Two Campanil issues ago, I talked about what it means to be white passing and how I handle that. Another part of that, and part of why I struggle with my identity at times is because I am not fluent in Spanish. I am fluent in English because that is what my grandparents spoke, what my mom learned and what I was taught. When it comes to my Spanish, I know enough to have simple conversations, but when the speed picks up or big words come into play, I get lost.
When I turned 10-years-old, I realized that I needed and desired to know Spanish
. I began to see more of my friends speaking Spanish in school and realized I could not join in on their conversations. In those moments, I started to believe in the idea that I was not Mexican enough and that I could not claim my cultural identity. At the time in my life, I could not phrase this in my head .
Since then I have worked on my Spanish. I am terrible when it comes to grammar, I cannot write using the accent marks, I cannot spell and there are still a ton of words I do not know.
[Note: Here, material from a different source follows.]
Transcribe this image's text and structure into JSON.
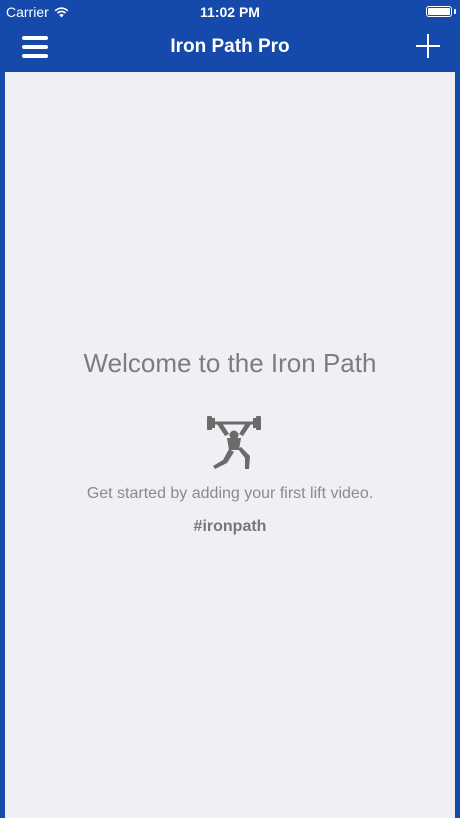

However, I have conversations with my grandpa and great-grandma in Spanish as much as possible now. This past summer, I even went to Mexico for three weeks and I impressed myself with how much I actually knew and picked up so easily.
The key is to practice. “Practice makes perfect” is such a cliche, but it is true. Here at Mills I have found a support system through my friends and now in Professor Zimmerman’s Raices (Roots): Latin America and the Caribbean class this semester. I feel comfortable speaking in Spanish; it gives me the chance to perfect it and become fluent.
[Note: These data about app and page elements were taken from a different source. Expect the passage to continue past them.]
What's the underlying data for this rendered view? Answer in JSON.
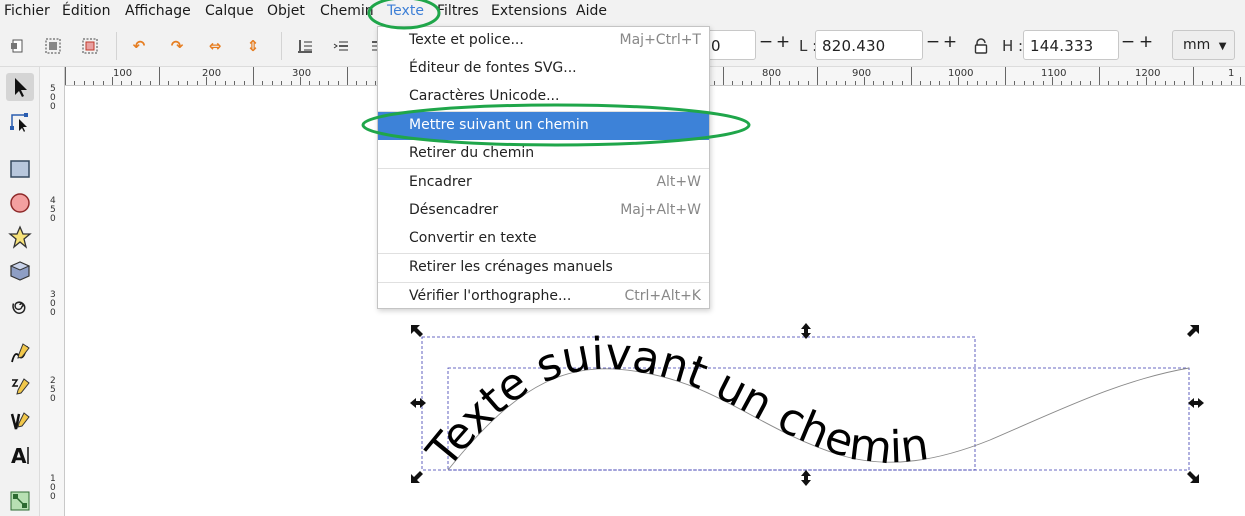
{
  "menubar": {
    "items": [
      "Fichier",
      "Édition",
      "Affichage",
      "Calque",
      "Objet",
      "Chemin",
      "Texte",
      "Filtres",
      "Extensions",
      "Aide"
    ]
  },
  "toolbar": {
    "x_value_partial": "0",
    "w_label": "L :",
    "w_value": "820.430",
    "h_label": "H :",
    "h_value": "144.333",
    "unit": "mm",
    "minus": "−",
    "plus": "+"
  },
  "ruler": {
    "h_labels": [
      "100",
      "200",
      "300",
      "800",
      "900",
      "1000",
      "1100",
      "1200",
      "1"
    ],
    "v_labels": [
      "5",
      "0",
      "0",
      "4",
      "5",
      "0",
      "3",
      "0",
      "0",
      "2",
      "5",
      "0",
      "1",
      "0",
      "0"
    ]
  },
  "text_menu": {
    "items": [
      {
        "label": "Texte et police...",
        "shortcut": "Maj+Ctrl+T"
      },
      {
        "label": "Éditeur de fontes SVG...",
        "shortcut": ""
      },
      {
        "label": "Caractères Unicode...",
        "shortcut": ""
      },
      {
        "label": "Mettre suivant un chemin",
        "shortcut": ""
      },
      {
        "label": "Retirer du chemin",
        "shortcut": ""
      },
      {
        "label": "Encadrer",
        "shortcut": "Alt+W"
      },
      {
        "label": "Désencadrer",
        "shortcut": "Maj+Alt+W"
      },
      {
        "label": "Convertir en texte",
        "shortcut": ""
      },
      {
        "label": "Retirer les crénages manuels",
        "shortcut": ""
      },
      {
        "label": "Vérifier l'orthographe...",
        "shortcut": "Ctrl+Alt+K"
      }
    ],
    "highlighted_index": 3
  },
  "canvas": {
    "path_text": "Texte suivant un chemin"
  },
  "colors": {
    "highlight": "#3d82d8",
    "annotation": "#1fa64a",
    "active_menu": "#3d7fd6",
    "selection": "#3a3ab0"
  }
}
It is important to know, not only so that I can pass it on to any future children I may have, but also to be able to go out into the world and talk to those who only know Spanish. I could translate for them and help give them a voice, especially with the uncertainty of what the future holds now that Donald Trump is president elect. I want to use my Spanish to not only connect to my cultural identity and heritage better, but to help my people and my community.
It is important to recognize, at least in my opinion, not knowing your mother language does not mean you are not that identity. Some people are unable to learn for various reasons or because they had the same mentality like me when I was 10-years-old: Why do I need to learn? I also believe that knowing the language is important. It is necessary to learn more about your culture and important to claim and use for others.
I appreciate being at an institution where I can have a space and support network of friends and colleagues who will practice their Spanish with me, correct me when I am wrong and allow me to make mistakes as I learn. It has helped me learn more about myself, to see the beauty in the language and culture, and to give me the ability to help others.